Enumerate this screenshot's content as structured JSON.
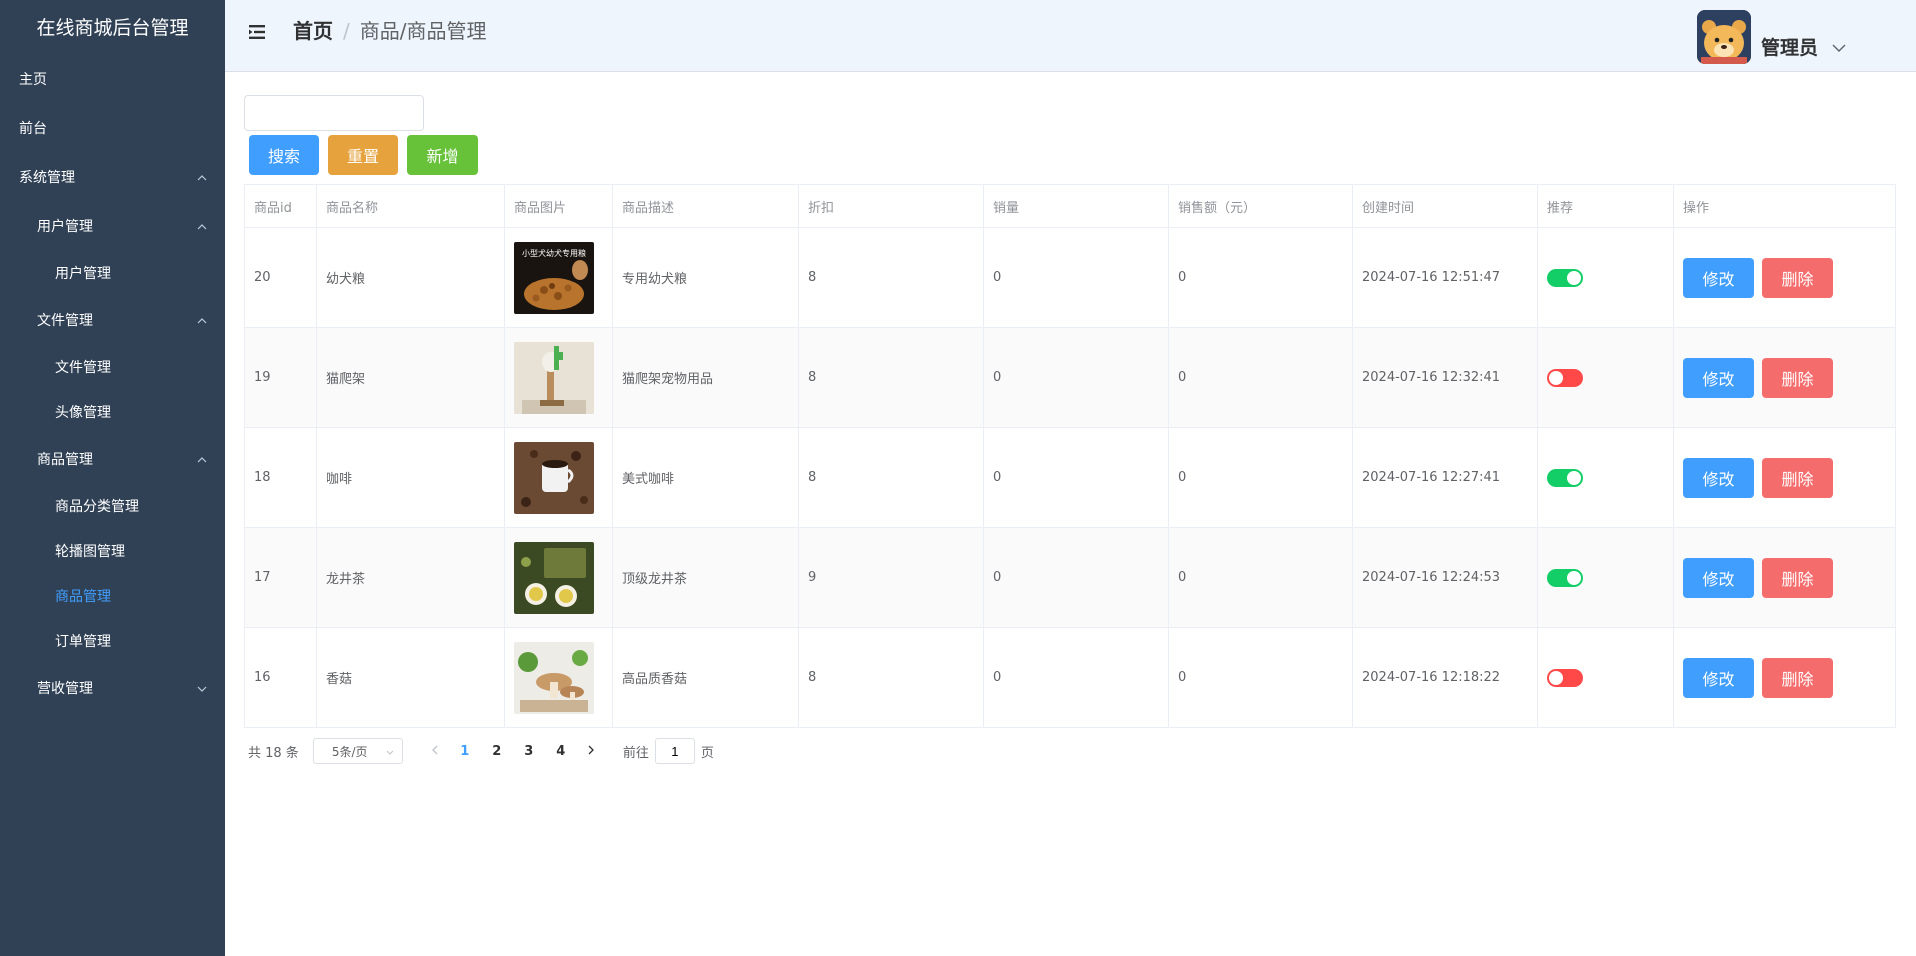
{
  "sidebar": {
    "title": "在线商城后台管理",
    "menu": {
      "home": "主页",
      "front": "前台",
      "system": "系统管理",
      "user_group": "用户管理",
      "user_manage": "用户管理",
      "file_group": "文件管理",
      "file_manage": "文件管理",
      "avatar_manage": "头像管理",
      "goods_group": "商品管理",
      "category_manage": "商品分类管理",
      "carousel_manage": "轮播图管理",
      "goods_manage": "商品管理",
      "order_manage": "订单管理",
      "revenue": "营收管理"
    }
  },
  "header": {
    "breadcrumb_home": "首页",
    "breadcrumb_sep": "/",
    "breadcrumb_current": "商品/商品管理",
    "user_name": "管理员",
    "icons": {
      "menu": "menu-fold-icon",
      "caret": "chevron-down-icon"
    }
  },
  "toolbar": {
    "search_value": "",
    "search_label": "搜索",
    "reset_label": "重置",
    "add_label": "新增"
  },
  "table": {
    "columns": [
      "商品id",
      "商品名称",
      "商品图片",
      "商品描述",
      "折扣",
      "销量",
      "销售额（元）",
      "创建时间",
      "推荐",
      "操作"
    ],
    "rows": [
      {
        "id": "20",
        "name": "幼犬粮",
        "image": "puppy-food-thumbnail",
        "image_caption": "小型犬幼犬专用粮",
        "desc": "专用幼犬粮",
        "discount": "8",
        "sales": "0",
        "amount": "0",
        "created": "2024-07-16  12:51:47",
        "recommend": true,
        "edit": "修改",
        "delete": "删除"
      },
      {
        "id": "19",
        "name": "猫爬架",
        "image": "cat-tree-thumbnail",
        "desc": "猫爬架宠物用品",
        "discount": "8",
        "sales": "0",
        "amount": "0",
        "created": "2024-07-16  12:32:41",
        "recommend": false,
        "edit": "修改",
        "delete": "删除"
      },
      {
        "id": "18",
        "name": "咖啡",
        "image": "coffee-thumbnail",
        "desc": "美式咖啡",
        "discount": "8",
        "sales": "0",
        "amount": "0",
        "created": "2024-07-16  12:27:41",
        "recommend": true,
        "edit": "修改",
        "delete": "删除"
      },
      {
        "id": "17",
        "name": "龙井茶",
        "image": "tea-thumbnail",
        "desc": "顶级龙井茶",
        "discount": "9",
        "sales": "0",
        "amount": "0",
        "created": "2024-07-16  12:24:53",
        "recommend": true,
        "edit": "修改",
        "delete": "删除"
      },
      {
        "id": "16",
        "name": "香菇",
        "image": "mushroom-thumbnail",
        "desc": "高品质香菇",
        "discount": "8",
        "sales": "0",
        "amount": "0",
        "created": "2024-07-16  12:18:22",
        "recommend": false,
        "edit": "修改",
        "delete": "删除"
      }
    ]
  },
  "pagination": {
    "total": "共 18 条",
    "page_size": "5条/页",
    "pages": [
      "1",
      "2",
      "3",
      "4"
    ],
    "current_page": "1",
    "goto_label": "前往",
    "goto_value": "1",
    "page_suffix": "页"
  },
  "colors": {
    "sidebar_bg": "#304156",
    "header_bg": "#eef5fc",
    "primary": "#409eff",
    "warning": "#e6a23c",
    "success": "#67c23a",
    "danger": "#f56c6c",
    "switch_on": "#13ce66",
    "switch_off": "#ff4949"
  }
}
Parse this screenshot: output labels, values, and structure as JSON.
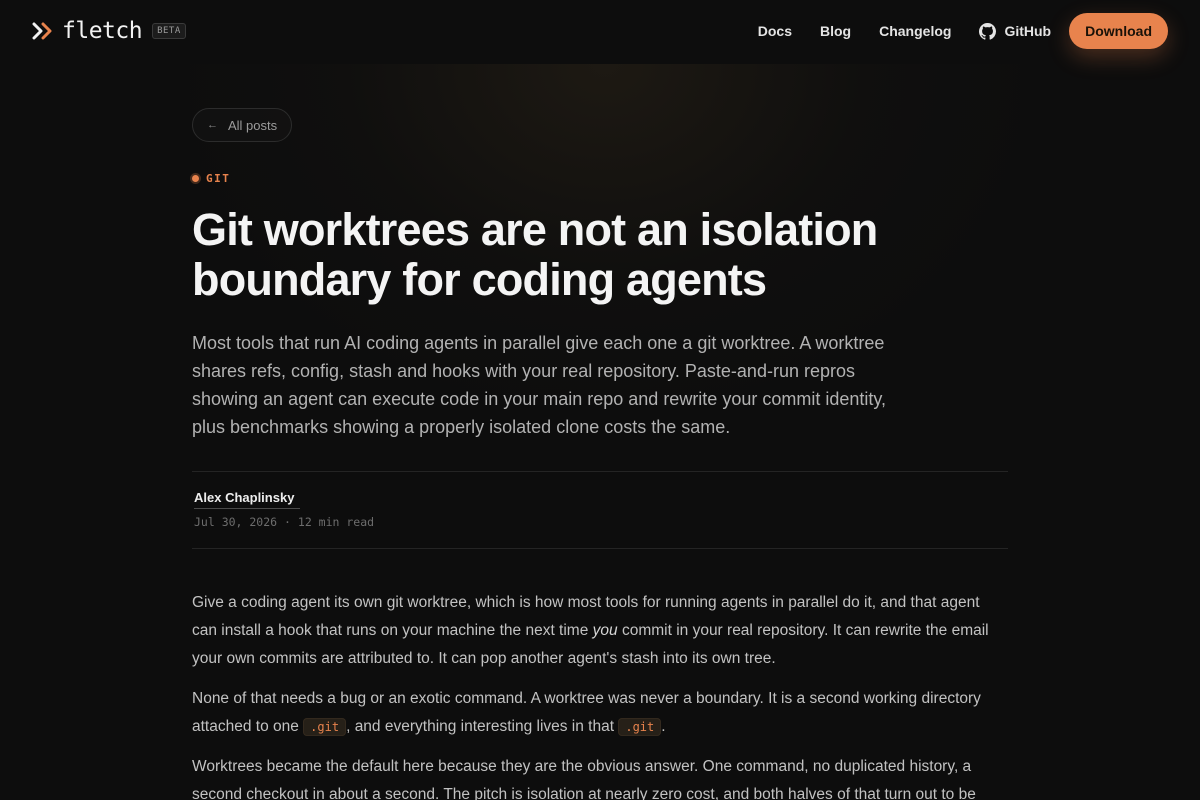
{
  "header": {
    "brand": "fletch",
    "badge": "BETA",
    "nav": [
      "Docs",
      "Blog",
      "Changelog",
      "GitHub"
    ],
    "cta": "Download"
  },
  "article": {
    "back_label": "All posts",
    "tag": "GIT",
    "title": "Git worktrees are not an isolation boundary for coding agents",
    "lede": "Most tools that run AI coding agents in parallel give each one a git worktree. A worktree shares refs, config, stash and hooks with your real repository. Paste-and-run repros showing an agent can execute code in your main repo and rewrite your commit identity, plus benchmarks showing a properly isolated clone costs the same.",
    "author": "Alex Chaplinsky",
    "date": "Jul 30, 2026",
    "separator": "·",
    "read_time": "12 min read",
    "p1_a": "Give a coding agent its own git worktree, which is how most tools for running agents in parallel do it, and that agent can install a hook that runs on your machine the next time ",
    "p1_em": "you",
    "p1_b": " commit in your real repository. It can rewrite the email your own commits are attributed to. It can pop another agent's stash into its own tree.",
    "p2_a": "None of that needs a bug or an exotic command. A worktree was never a boundary. It is a second working directory attached to one ",
    "p2_code1": ".git",
    "p2_b": ", and everything interesting lives in that ",
    "p2_code2": ".git",
    "p2_c": ".",
    "p3": "Worktrees became the default here because they are the obvious answer. One command, no duplicated history, a second checkout in about a second. The pitch is isolation at nearly zero cost, and both halves of that turn out to be"
  },
  "colors": {
    "accent": "#e8834d",
    "background": "#0d0d0d"
  },
  "icons": {
    "logo": "chevrons-right-icon",
    "github": "github-icon",
    "back": "arrow-left-icon",
    "tag": "dot-icon"
  }
}
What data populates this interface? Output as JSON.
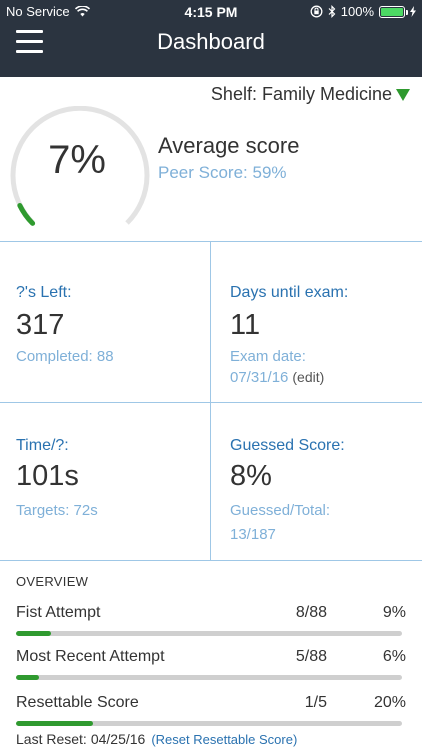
{
  "status_bar": {
    "carrier": "No Service",
    "time": "4:15 PM",
    "battery": "100%"
  },
  "nav": {
    "title": "Dashboard"
  },
  "shelf": {
    "label": "Shelf: Family Medicine"
  },
  "score": {
    "value": "7%",
    "fraction": 0.07,
    "label": "Average score",
    "peer": "Peer Score: 59%"
  },
  "grid": {
    "questions_left_label": "?'s Left:",
    "questions_left_value": "317",
    "completed": "Completed: 88",
    "days_label": "Days until exam:",
    "days_value": "11",
    "exam_date_label": "Exam date:",
    "exam_date": "07/31/16",
    "edit_label": "(edit)",
    "time_label": "Time/?:",
    "time_value": "101s",
    "targets": "Targets: 72s",
    "guessed_label": "Guessed Score:",
    "guessed_value": "8%",
    "guessed_total_label": "Guessed/Total:",
    "guessed_total": "13/187"
  },
  "overview": {
    "title": "OVERVIEW",
    "rows": [
      {
        "label": "Fist Attempt",
        "count": "8/88",
        "pct": "9%",
        "fraction": 0.09
      },
      {
        "label": "Most Recent Attempt",
        "count": "5/88",
        "pct": "6%",
        "fraction": 0.06
      },
      {
        "label": "Resettable Score",
        "count": "1/5",
        "pct": "20%",
        "fraction": 0.2
      }
    ]
  },
  "reset": {
    "label": "Last Reset:",
    "date": "04/25/16",
    "link": "(Reset Resettable Score)"
  },
  "colors": {
    "accent_green": "#2f9a2f",
    "label_blue": "#2a72b0",
    "sub_blue": "#7fb0d8",
    "header_bg": "#2b3440"
  }
}
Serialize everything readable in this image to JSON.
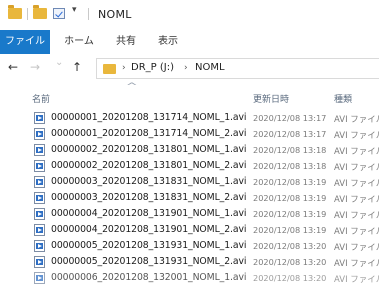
{
  "window": {
    "title": "NOML"
  },
  "quick_access": {
    "dropdown_glyph": "▾"
  },
  "ribbon": {
    "tabs": [
      "ファイル",
      "ホーム",
      "共有",
      "表示"
    ]
  },
  "nav": {
    "back_glyph": "←",
    "forward_glyph": "→",
    "recent_glyph": "⌄",
    "up_glyph": "↑"
  },
  "address": {
    "separator": "›",
    "path": [
      "DR_P (J:)",
      "NOML"
    ]
  },
  "columns": {
    "name": "名前",
    "modified": "更新日時",
    "type": "種類",
    "sort_glyph": "^"
  },
  "files": [
    {
      "name": "00000001_20201208_131714_NOML_1.avi",
      "modified": "2020/12/08 13:17",
      "type": "AVI ファイル"
    },
    {
      "name": "00000001_20201208_131714_NOML_2.avi",
      "modified": "2020/12/08 13:17",
      "type": "AVI ファイル"
    },
    {
      "name": "00000002_20201208_131801_NOML_1.avi",
      "modified": "2020/12/08 13:18",
      "type": "AVI ファイル"
    },
    {
      "name": "00000002_20201208_131801_NOML_2.avi",
      "modified": "2020/12/08 13:18",
      "type": "AVI ファイル"
    },
    {
      "name": "00000003_20201208_131831_NOML_1.avi",
      "modified": "2020/12/08 13:19",
      "type": "AVI ファイル"
    },
    {
      "name": "00000003_20201208_131831_NOML_2.avi",
      "modified": "2020/12/08 13:19",
      "type": "AVI ファイル"
    },
    {
      "name": "00000004_20201208_131901_NOML_1.avi",
      "modified": "2020/12/08 13:19",
      "type": "AVI ファイル"
    },
    {
      "name": "00000004_20201208_131901_NOML_2.avi",
      "modified": "2020/12/08 13:19",
      "type": "AVI ファイル"
    },
    {
      "name": "00000005_20201208_131931_NOML_1.avi",
      "modified": "2020/12/08 13:20",
      "type": "AVI ファイル"
    },
    {
      "name": "00000005_20201208_131931_NOML_2.avi",
      "modified": "2020/12/08 13:20",
      "type": "AVI ファイル"
    },
    {
      "name": "00000006_20201208_132001_NOML_1.avi",
      "modified": "2020/12/08 13:20",
      "type": "AVI ファイル"
    }
  ]
}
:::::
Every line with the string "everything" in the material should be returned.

REPLY TO THE TASK:
    "p2_b": ", and everything interesting lives in that ",
Serialize everything readable in this image to JSON.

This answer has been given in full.